- A century after his death, some Mexicans are trying to honor former dictator Porfirio Díaz, whose repressive regime between 1877 to 1910 sparked the Mexican Revolution. The government of Diaz's home state of Oaxaca planned concerts, readings and art installations starting Thursday to mark the anniversary of his death 100 years ago and some people are asking that his remains be returned with honors to the country, reports the AP.
- Brazil and Argentina have launched a system that will permit retirees from either country to receive their pensions in the reciprocal country in local currency. The system, implemented by the Central Bank of the Argentine Republic and the Brazilian Central Bank, lets Argentine retirees who are permanent residents in Brazil receive pension payments in reais and Brazilian retirees living in Argentina to do the same in pesos, reports EFE.

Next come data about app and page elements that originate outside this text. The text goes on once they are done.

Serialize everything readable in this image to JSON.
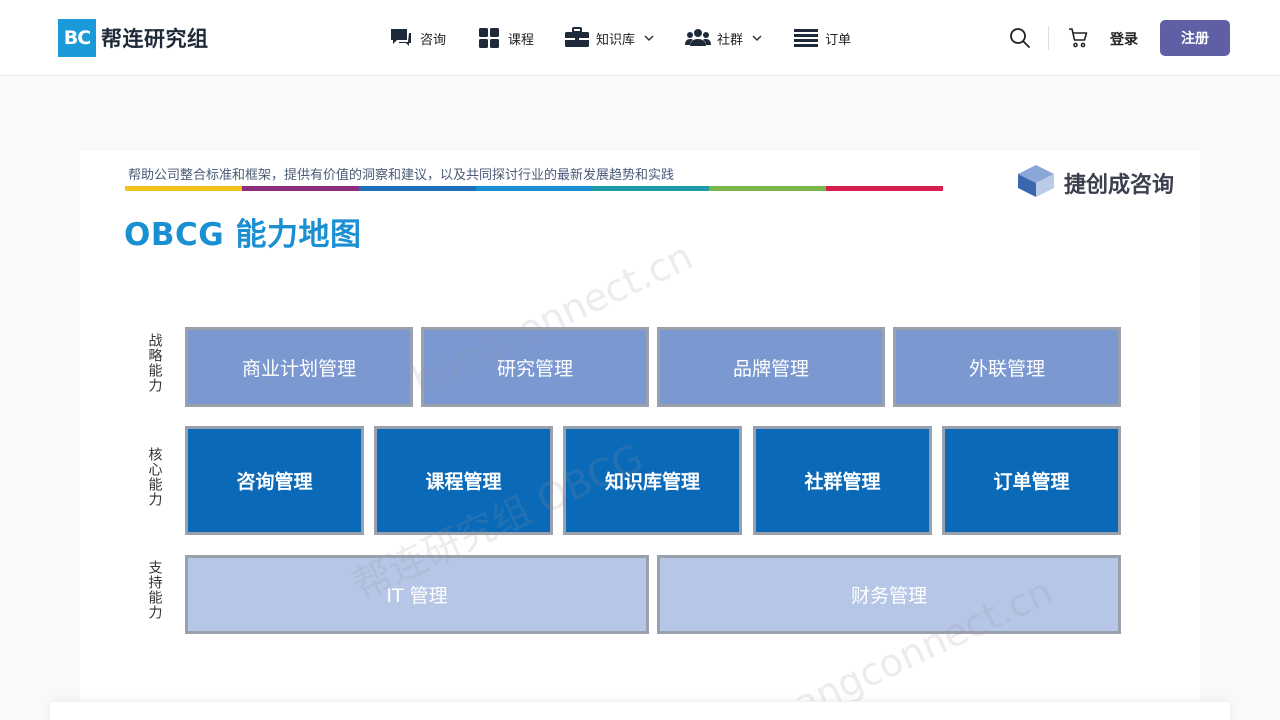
{
  "header": {
    "logo_badge": "BC",
    "logo_text": "帮连研究组",
    "nav": [
      {
        "label": "咨询",
        "icon": "chat-bubble-icon",
        "has_dropdown": false
      },
      {
        "label": "课程",
        "icon": "grid-icon",
        "has_dropdown": false
      },
      {
        "label": "知识库",
        "icon": "briefcase-icon",
        "has_dropdown": true
      },
      {
        "label": "社群",
        "icon": "users-icon",
        "has_dropdown": true
      },
      {
        "label": "订单",
        "icon": "list-icon",
        "has_dropdown": false
      }
    ],
    "login_label": "登录",
    "register_label": "注册"
  },
  "slide": {
    "tagline": "帮助公司整合标准和框架，提供有价值的洞察和建议，以及共同探讨行业的最新发展趋势和实践",
    "brand_name": "捷创成咨询",
    "title": "OBCG 能力地图",
    "colorbar": [
      "#f0c419",
      "#8c2e7c",
      "#1f6fb8",
      "#1a8fd2",
      "#1c9aa5",
      "#7ab648",
      "#d41f4f"
    ],
    "rows": [
      {
        "label": "战略能力",
        "items": [
          "商业计划管理",
          "研究管理",
          "品牌管理",
          "外联管理"
        ]
      },
      {
        "label": "核心能力",
        "items": [
          "咨询管理",
          "课程管理",
          "知识库管理",
          "社群管理",
          "订单管理"
        ]
      },
      {
        "label": "支持能力",
        "items": [
          "IT 管理",
          "财务管理"
        ]
      }
    ],
    "watermarks": [
      "bangconnect.cn",
      "bangconnect.cn",
      "帮连研究组 OBCG"
    ]
  },
  "colors": {
    "accent": "#5e5fa4",
    "logo_blue": "#1a9ad9",
    "strategic": "#7b98d0",
    "core": "#0a6ab8",
    "support": "#b6c6e6"
  }
}
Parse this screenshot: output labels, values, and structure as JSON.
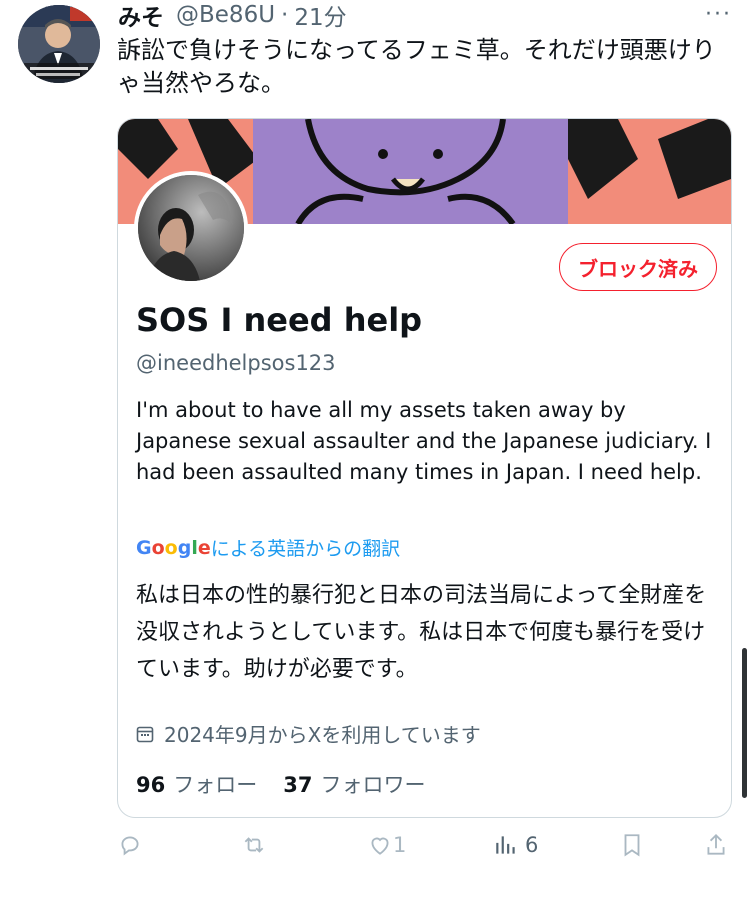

- Donald Trump's comments on Mexican immigrants -- he said they are "drug dealers" and "rapists" -- have led a growing number of companies to divest from his businesses. The latest is Macy's, reports Animal Político. The department store said it was disappointed by the presidential candidate's statements and that it will no longer be carrying his menswear line. Univisión, NBC Universal and the Mexican Grupo Televisa have all declined to air Trump's Miss Universe and Miss U.S.A. beauty pageants. TIME reports that Mexican pageant authorities have decided not to send a contestant to the Miss Universe competition. And hosts Thomas Roberts and Cheryl Burke have also decided not to participate.